Anyway back to Sidi Belkas. It is named after the marabout, or muslim "saint" who is buried in the cemetery. Although Islam eschews any intervention or agency between the believer and Allah in the catholic sense, there is a long tradition of veneration of holy men in the Mahgreb, possibly reflecting pre-islamic customs. Such holy men are given the honorific "Sidi" contrasting with the classical arabic term "walliy" for saint. Sidi Boukas' qubba or tomb may be in the cemetery but I have been unable to learn any particulars about him nor does there seem to be agreement as to how too transliterate his name.There seems no regular moussem and the people I ask do not seem to know anything about him. Today the qubba stands in a field looking picturesque.
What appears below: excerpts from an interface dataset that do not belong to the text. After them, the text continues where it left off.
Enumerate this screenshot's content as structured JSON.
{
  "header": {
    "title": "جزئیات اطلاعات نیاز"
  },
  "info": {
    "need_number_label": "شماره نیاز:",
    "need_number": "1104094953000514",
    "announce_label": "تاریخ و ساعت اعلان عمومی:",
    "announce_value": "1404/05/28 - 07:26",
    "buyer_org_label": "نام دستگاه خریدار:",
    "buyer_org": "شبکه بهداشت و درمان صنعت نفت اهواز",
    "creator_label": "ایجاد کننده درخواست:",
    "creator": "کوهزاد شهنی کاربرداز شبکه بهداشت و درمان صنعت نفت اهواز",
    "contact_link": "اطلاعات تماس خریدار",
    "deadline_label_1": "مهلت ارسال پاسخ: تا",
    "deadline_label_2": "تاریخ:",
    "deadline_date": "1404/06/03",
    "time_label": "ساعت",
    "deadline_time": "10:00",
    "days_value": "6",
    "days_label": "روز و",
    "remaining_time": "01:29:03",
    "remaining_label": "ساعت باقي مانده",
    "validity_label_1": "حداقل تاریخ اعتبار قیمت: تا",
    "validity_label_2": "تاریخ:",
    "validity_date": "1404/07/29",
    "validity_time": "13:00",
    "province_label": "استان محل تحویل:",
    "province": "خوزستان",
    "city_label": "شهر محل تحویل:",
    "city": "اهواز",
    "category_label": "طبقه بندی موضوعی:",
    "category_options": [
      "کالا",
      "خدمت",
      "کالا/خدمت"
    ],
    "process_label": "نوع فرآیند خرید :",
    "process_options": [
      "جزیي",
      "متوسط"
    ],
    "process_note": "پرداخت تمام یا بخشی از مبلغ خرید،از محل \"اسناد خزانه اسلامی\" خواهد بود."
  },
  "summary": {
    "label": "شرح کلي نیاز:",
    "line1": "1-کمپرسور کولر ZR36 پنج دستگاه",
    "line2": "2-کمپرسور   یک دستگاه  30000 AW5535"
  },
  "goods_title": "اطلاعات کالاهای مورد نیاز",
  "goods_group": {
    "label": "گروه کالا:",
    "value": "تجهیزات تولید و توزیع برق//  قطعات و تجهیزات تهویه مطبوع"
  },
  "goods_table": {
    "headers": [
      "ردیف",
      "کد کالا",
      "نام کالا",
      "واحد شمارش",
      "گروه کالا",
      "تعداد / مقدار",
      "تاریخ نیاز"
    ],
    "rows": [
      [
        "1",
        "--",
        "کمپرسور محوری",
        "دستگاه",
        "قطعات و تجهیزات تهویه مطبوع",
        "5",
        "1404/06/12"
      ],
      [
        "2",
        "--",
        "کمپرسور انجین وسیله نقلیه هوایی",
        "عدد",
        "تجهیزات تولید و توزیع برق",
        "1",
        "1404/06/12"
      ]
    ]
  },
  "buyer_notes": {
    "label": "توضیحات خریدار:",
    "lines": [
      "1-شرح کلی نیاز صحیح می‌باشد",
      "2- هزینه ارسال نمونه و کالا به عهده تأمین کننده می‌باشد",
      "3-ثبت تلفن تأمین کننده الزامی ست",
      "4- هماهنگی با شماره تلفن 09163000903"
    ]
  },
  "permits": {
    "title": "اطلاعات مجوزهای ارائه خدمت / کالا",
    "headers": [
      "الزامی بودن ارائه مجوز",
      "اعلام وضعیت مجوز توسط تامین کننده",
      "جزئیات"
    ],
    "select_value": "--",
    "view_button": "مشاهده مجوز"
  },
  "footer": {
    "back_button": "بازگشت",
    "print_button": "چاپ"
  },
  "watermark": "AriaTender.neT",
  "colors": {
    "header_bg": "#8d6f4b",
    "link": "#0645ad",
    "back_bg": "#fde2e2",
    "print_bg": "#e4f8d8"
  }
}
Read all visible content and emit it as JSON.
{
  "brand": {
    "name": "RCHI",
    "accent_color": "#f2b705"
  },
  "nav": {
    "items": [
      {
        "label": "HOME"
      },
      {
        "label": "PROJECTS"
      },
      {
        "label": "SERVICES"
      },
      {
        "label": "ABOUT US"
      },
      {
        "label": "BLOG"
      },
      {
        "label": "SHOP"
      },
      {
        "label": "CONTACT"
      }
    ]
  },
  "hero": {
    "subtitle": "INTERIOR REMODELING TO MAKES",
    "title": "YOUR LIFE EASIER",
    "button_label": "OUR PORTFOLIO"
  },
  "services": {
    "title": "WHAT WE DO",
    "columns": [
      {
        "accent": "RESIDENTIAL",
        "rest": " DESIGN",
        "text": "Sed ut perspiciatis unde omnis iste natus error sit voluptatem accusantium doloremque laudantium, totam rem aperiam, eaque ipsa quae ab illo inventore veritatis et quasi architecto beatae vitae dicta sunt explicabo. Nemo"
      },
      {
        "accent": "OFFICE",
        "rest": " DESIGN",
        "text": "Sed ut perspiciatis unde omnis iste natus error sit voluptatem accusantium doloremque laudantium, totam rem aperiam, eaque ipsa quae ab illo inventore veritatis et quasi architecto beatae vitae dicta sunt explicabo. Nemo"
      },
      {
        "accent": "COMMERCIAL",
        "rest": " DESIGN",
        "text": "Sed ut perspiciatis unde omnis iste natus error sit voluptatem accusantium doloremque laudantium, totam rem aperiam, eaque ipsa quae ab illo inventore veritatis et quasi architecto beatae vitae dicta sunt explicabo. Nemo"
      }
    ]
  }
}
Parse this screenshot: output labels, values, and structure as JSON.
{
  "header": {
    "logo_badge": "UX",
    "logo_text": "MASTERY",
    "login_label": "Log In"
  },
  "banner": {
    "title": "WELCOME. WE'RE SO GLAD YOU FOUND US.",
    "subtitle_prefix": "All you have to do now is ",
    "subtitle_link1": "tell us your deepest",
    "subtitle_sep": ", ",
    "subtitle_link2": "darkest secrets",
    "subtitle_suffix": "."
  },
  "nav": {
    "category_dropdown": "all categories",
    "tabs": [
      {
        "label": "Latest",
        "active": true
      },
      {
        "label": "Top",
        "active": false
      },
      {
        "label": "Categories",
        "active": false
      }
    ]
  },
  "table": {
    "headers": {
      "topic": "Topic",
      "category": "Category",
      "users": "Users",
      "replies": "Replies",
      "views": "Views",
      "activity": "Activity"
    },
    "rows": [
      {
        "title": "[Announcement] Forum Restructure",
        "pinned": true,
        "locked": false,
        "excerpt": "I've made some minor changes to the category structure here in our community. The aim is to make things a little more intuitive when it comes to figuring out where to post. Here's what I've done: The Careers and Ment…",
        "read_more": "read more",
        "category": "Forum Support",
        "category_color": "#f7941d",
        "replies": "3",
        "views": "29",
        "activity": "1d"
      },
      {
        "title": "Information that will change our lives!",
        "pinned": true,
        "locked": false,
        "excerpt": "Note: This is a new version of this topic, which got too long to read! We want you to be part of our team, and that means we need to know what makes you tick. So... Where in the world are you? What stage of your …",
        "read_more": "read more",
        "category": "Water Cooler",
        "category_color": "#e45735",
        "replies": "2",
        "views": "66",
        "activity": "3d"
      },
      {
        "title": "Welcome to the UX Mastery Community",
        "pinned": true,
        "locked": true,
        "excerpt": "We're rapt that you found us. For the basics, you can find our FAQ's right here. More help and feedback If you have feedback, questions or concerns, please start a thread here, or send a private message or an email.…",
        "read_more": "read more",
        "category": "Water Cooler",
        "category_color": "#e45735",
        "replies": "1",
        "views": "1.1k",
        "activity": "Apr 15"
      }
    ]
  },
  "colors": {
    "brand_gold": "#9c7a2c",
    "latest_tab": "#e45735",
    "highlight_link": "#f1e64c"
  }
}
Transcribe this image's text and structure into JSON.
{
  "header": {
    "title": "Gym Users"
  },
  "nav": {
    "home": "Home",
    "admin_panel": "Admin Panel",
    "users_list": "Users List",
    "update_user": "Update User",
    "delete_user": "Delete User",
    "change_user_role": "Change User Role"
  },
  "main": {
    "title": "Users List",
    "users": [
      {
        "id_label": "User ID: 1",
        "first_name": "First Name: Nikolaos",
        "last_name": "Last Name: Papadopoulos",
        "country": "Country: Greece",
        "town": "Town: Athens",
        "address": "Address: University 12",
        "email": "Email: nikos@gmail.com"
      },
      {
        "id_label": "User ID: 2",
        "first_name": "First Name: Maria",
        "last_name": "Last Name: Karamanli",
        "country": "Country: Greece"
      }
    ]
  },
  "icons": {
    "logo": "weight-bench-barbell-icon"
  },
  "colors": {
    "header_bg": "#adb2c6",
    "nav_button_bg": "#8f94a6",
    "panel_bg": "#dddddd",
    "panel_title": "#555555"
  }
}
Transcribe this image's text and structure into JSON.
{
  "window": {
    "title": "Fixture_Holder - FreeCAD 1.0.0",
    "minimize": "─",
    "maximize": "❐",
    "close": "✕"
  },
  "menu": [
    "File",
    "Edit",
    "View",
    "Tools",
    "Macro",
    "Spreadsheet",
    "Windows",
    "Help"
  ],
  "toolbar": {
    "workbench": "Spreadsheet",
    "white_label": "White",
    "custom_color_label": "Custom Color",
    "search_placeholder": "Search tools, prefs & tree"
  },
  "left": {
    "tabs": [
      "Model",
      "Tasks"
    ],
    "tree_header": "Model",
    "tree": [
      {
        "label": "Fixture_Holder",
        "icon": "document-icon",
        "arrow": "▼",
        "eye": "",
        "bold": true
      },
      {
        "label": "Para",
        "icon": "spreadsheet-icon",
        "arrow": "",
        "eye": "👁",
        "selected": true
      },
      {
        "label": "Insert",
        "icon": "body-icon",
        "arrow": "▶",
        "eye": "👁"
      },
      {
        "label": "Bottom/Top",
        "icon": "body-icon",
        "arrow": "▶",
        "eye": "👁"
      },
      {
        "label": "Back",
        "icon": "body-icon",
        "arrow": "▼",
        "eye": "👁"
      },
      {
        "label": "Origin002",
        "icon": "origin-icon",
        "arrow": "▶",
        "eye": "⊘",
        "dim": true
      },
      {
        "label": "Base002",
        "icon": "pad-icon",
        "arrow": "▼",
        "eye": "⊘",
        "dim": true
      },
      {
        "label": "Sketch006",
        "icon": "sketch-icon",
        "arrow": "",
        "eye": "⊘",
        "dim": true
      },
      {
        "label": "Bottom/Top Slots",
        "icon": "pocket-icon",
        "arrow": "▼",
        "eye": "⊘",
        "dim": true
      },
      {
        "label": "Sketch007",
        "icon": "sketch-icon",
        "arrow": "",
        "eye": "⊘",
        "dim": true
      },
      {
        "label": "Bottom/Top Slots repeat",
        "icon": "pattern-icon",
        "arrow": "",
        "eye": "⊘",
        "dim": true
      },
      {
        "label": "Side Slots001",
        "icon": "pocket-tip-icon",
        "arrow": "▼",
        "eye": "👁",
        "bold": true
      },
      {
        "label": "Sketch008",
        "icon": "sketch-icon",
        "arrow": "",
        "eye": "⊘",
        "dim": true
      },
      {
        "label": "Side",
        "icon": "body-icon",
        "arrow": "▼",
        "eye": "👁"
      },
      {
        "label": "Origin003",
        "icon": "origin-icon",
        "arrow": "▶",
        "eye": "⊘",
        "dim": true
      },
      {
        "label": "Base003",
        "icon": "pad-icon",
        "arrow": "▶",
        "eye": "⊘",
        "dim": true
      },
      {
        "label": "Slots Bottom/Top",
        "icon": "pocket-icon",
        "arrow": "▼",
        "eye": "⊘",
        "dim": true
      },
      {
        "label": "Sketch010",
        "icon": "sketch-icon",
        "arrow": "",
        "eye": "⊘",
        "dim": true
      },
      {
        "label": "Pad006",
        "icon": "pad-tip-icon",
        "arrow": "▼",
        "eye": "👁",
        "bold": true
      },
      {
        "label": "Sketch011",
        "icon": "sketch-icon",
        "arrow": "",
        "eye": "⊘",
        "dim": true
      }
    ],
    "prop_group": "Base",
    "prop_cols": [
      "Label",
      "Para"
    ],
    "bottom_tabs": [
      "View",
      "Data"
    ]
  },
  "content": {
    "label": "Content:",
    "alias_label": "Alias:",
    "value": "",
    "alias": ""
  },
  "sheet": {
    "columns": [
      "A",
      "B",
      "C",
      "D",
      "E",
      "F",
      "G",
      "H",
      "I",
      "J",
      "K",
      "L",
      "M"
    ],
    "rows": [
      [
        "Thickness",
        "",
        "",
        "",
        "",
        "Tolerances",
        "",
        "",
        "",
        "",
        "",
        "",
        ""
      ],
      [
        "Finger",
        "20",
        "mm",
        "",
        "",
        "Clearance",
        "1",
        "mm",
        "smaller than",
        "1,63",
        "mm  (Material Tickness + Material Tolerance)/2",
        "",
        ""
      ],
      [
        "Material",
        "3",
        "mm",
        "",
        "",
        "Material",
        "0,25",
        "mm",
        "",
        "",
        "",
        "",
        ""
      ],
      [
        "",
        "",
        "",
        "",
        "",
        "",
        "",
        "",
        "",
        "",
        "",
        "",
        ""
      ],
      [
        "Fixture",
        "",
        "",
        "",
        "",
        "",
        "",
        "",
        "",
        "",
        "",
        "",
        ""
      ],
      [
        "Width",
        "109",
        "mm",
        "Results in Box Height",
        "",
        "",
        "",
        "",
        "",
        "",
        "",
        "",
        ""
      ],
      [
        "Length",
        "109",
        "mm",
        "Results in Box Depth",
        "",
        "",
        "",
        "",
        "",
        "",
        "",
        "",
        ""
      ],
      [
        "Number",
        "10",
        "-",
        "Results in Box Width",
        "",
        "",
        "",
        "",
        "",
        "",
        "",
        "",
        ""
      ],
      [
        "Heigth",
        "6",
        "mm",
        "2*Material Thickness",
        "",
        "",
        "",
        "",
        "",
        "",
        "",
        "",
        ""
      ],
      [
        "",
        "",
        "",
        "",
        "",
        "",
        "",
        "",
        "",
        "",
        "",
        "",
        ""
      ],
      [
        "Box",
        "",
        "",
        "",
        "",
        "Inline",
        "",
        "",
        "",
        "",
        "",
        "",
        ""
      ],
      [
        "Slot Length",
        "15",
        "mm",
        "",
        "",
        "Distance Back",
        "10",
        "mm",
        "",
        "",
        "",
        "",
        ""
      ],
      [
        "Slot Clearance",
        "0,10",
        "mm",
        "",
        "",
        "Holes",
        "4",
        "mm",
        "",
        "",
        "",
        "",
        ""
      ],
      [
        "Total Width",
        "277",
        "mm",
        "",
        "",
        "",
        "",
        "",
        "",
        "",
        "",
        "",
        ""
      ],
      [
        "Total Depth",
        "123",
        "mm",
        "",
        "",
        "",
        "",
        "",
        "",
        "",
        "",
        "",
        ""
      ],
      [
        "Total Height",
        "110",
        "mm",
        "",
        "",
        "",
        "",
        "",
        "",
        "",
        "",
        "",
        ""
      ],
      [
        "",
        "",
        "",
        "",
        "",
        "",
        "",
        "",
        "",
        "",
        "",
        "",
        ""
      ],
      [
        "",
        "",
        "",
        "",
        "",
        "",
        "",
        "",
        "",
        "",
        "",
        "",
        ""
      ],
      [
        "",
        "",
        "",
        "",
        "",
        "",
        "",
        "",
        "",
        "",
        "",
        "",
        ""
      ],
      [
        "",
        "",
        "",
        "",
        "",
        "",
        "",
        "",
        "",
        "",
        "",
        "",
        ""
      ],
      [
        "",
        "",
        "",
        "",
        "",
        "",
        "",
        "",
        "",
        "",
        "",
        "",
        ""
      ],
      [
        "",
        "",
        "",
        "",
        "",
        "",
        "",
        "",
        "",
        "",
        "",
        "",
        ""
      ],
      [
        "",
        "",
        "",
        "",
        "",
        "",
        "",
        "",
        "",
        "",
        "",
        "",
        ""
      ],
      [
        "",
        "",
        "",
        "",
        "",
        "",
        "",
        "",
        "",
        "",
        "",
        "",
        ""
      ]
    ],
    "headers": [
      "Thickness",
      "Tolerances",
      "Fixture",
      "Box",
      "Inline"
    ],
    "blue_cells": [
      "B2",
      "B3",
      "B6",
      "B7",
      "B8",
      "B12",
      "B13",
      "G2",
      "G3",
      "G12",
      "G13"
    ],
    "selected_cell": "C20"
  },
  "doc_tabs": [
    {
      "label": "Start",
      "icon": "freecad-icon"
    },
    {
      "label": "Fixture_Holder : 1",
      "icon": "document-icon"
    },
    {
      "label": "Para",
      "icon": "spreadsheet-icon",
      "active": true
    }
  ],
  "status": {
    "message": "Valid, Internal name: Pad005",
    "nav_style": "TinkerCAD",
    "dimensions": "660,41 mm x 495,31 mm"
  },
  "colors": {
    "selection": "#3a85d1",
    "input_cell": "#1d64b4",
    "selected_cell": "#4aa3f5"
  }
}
There are lots of qubbas around. A standard grave is marked by a pile of whjite stones or possibly a long thin horizontal gravestone. A qubba iis usually a cubic building painted white with a dome. although particularly important saints may have much more elaborate tombs such as that of Sidi Muhammed bin Nasir al-Drawi at Tamegroute.